Central Water Commission (CWC), Government of India has undertaken the task of conducting, “Cumulative Impact and Carrying Capacity Study of Subansiri basin including Downstream Impact in Brahmaputra River Valley” with an objective to assess the cumulative impacts of hydropower development in the basin.

Order of the National Green Tribunal in the matter of Sanjay Agnihotri V/s. Union of India & Ors.dated 04/02/2014 regarding abatement of pollution in NOIDA area, Uttar Pradesh. NGT has directed the CPCB to make a thorough study of the action plan submitted by the UP Government and give its opinion in respect of each of the items of the action plan by the next date of hearing. Also it has asked the Pollution Control Board to submit that in so far as it relates to the carrying capacity of NOIDA in respect of various units functioning there.

This EIA study for Siang river sub basin and Subansiri river sub basin in Brahmaputra river valley commissioned by Central Water Commission warns that the proposed 44 dams, meant to establish a capacity of 18,293 MW, will affect the river ecology and biodiversity and the region all the way down to Assam. Read full text of this report.

Wind flow conditions play an important role in the assimilative capacities of urban airsheds. It is desired that urban planners associate due importance to wind flow conditions while designing the cities considering its likely impact on ambient air quality. Further, considering the explosive growth of megacities across the world it is required to rank these cities as per their assimilative capacities where wind flow conditions can play an important role.

Carrying capacity (CC) in the context of Indian agriculture, denotes the number of people and livestock an area can support on a sustainable basis. CC is dynamic in nature, varying from time to time based on utilization of resources, technology application and
management. In India, rainfed agriculture occupies nearly 58% of the cultivated area, contributes 40% of country’s food production, and supports 40% of the human and 60% of the livestock population.

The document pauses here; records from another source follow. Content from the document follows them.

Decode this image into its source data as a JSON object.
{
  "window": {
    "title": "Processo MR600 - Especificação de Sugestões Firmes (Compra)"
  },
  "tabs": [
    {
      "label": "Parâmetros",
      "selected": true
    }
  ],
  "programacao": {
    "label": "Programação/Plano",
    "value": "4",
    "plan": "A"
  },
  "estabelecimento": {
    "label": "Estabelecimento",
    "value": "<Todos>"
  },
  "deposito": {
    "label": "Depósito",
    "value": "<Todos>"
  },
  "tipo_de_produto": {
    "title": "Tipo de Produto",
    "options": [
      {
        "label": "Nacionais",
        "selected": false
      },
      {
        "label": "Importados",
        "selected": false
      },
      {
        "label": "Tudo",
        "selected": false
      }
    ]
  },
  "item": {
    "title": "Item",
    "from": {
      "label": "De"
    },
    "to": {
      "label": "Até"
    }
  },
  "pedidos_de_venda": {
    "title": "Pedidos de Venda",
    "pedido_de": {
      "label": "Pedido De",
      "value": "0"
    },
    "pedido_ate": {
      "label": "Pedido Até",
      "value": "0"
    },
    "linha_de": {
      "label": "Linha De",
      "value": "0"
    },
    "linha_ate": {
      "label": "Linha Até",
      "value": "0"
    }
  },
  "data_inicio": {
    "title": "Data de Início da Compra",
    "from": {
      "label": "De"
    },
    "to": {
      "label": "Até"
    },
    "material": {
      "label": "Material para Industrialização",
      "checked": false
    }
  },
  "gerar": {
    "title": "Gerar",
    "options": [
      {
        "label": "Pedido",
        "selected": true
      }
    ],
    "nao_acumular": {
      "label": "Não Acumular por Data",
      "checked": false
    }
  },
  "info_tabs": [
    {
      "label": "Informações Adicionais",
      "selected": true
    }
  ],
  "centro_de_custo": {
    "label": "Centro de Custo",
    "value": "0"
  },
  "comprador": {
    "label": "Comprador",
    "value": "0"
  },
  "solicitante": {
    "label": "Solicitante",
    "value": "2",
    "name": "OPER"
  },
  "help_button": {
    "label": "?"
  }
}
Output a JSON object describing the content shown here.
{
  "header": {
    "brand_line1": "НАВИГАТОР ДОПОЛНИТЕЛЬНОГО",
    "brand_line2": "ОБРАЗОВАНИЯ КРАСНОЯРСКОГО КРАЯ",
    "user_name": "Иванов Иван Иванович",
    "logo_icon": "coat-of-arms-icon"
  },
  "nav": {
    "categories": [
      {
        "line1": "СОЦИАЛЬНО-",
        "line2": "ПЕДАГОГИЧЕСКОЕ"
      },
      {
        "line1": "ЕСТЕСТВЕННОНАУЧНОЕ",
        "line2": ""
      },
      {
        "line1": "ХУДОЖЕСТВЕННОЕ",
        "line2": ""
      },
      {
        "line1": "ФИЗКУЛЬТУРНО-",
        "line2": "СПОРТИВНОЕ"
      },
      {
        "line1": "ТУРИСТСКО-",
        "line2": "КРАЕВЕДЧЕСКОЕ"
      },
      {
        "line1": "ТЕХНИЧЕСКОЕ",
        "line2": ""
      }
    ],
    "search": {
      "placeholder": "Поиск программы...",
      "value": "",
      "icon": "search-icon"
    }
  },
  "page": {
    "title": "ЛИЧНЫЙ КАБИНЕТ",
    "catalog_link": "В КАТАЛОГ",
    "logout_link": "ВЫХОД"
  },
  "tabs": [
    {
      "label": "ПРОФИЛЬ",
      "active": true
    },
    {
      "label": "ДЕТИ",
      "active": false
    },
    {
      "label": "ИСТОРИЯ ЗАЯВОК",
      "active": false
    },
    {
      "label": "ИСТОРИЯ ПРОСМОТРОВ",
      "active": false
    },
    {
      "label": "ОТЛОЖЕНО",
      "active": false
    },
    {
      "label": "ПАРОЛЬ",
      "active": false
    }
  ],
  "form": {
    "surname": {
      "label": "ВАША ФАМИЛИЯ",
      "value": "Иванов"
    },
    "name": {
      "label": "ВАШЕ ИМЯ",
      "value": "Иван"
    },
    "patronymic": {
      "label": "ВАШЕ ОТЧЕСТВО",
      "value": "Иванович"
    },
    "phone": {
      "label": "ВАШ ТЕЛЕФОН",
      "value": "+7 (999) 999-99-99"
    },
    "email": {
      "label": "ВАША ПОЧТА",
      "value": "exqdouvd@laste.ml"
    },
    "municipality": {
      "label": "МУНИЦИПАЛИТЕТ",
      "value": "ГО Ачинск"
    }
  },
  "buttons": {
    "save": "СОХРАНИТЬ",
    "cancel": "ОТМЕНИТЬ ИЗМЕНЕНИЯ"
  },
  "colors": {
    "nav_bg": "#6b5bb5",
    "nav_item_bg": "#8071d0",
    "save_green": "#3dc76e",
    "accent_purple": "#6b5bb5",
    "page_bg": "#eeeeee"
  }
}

The carrying capacity of Indian agriculture to support oilseeds production to meet the vegetable oil needs of the Indian population has been considered in the context of available sources of oil from oilseed and nonoilseed origins. India needs to produce 17.84 Mt of vegetable oils to meet the nutritional fat needs of projected population of 1685 million by 2050. This can be easily achieved from various sources like annual oilseeds and also from supplementary sources of oil like rice bran, cottonseed, coconut, oil palm, corn, etc.

On the basis of a climate modelling study, Lal et al. predicted that during the winter months there will be 5–25% less rainfall and in the summer season the monsoon rainfall will be not only 10–15% more than the normal, but also quite variable and specially irregular in Central India.

Developing countries across the world have embraced the policy of high economic growth as a means to reduce poverty. This economic growth largely based on industrial output is fast degrading the ecosystems, jeopardizing their long term sustainability.

After the devastating earthquake in 2001, Central and State Government have provided various incentives for rapid economic development of Kutch district. Mundra, one of the taluka of Kutch District, located on the bank of Northern Gulf of Kutch, having Mundra Port & Special Economic Zone, also witnessed the rapid industrial growth after 2001.

This is the second interim report of the committee constituted by the Ministry of Environment and Forests (vide O.M. No. 3-87/80-IA-I, dated 09.7.2008 superseded by O.M. of even number dated 02-09-2008 ) for assessing the status of compliance of environmental conditionalities and requirements to be fulfilled by project authorities of Sardar Sarovar Project (SSP) and Indira Sagar Project (ISP).